• Data about app and page elements:
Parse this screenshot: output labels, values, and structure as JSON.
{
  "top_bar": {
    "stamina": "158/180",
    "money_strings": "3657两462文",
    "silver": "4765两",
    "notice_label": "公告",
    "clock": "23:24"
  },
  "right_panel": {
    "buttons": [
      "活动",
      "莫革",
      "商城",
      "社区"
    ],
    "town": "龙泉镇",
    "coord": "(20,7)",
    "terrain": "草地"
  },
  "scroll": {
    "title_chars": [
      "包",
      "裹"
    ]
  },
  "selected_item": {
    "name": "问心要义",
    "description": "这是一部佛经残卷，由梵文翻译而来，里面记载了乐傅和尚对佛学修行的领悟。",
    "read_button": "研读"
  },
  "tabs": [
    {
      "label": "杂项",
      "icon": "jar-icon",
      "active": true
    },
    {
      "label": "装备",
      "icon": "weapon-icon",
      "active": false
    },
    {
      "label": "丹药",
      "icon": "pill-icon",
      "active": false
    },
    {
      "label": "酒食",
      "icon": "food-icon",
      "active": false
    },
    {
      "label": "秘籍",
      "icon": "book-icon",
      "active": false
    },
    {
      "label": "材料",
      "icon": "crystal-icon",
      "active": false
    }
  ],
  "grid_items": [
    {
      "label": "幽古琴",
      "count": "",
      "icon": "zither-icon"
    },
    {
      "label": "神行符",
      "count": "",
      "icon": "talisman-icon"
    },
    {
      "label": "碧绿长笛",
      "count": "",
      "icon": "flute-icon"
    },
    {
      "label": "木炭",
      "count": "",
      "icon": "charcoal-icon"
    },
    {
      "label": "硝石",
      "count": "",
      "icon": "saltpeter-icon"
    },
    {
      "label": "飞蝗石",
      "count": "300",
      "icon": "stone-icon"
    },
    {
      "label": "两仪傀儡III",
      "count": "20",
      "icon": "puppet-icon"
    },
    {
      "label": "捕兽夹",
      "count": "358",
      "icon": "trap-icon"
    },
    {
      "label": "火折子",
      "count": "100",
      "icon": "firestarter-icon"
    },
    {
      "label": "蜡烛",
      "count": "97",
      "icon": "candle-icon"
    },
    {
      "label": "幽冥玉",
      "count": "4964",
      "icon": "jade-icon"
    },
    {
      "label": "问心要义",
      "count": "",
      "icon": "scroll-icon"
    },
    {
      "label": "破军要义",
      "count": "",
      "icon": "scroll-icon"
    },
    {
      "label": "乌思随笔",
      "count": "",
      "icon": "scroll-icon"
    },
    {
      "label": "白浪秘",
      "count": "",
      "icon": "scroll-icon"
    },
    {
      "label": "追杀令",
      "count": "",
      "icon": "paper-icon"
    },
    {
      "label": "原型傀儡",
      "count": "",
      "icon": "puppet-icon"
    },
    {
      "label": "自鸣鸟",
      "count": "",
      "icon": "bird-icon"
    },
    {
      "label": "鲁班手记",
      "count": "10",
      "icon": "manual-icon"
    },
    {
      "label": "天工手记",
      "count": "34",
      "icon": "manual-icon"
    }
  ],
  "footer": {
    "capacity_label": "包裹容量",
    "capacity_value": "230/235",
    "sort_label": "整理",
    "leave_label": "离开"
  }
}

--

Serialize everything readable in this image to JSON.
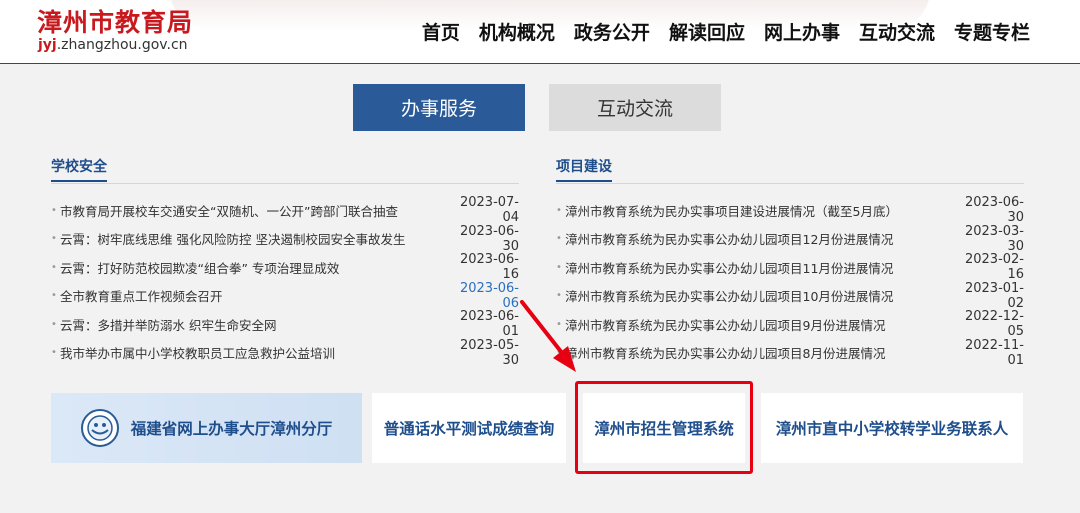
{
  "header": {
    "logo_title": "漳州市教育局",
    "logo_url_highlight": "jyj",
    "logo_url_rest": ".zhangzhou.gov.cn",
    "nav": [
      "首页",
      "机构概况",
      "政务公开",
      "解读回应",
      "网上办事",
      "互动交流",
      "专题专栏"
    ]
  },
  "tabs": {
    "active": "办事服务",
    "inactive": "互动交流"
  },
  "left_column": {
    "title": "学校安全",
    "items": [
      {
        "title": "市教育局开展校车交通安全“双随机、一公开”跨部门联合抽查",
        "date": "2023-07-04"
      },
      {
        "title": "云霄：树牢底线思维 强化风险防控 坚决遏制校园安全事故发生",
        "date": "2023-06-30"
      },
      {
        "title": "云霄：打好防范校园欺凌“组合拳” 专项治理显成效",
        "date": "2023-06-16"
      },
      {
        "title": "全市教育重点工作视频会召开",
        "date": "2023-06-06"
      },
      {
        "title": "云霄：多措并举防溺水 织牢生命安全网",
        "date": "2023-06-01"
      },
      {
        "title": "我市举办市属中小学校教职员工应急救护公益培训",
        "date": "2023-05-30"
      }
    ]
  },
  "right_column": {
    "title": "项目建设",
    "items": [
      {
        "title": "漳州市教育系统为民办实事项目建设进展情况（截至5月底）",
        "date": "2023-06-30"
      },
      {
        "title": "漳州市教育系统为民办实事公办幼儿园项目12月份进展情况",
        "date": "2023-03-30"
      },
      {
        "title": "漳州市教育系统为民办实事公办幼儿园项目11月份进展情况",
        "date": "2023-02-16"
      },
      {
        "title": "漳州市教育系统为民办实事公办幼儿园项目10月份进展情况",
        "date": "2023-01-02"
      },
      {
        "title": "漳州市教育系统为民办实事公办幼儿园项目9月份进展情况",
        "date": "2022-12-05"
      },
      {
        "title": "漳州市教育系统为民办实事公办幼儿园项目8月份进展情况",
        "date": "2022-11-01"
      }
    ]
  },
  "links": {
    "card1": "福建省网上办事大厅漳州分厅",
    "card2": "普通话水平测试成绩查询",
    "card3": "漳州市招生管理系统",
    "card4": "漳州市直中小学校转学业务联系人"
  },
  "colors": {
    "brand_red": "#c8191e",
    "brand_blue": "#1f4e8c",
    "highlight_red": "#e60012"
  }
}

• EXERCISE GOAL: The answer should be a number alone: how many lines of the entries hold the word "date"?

• ANSWER TO THIS TASK: 12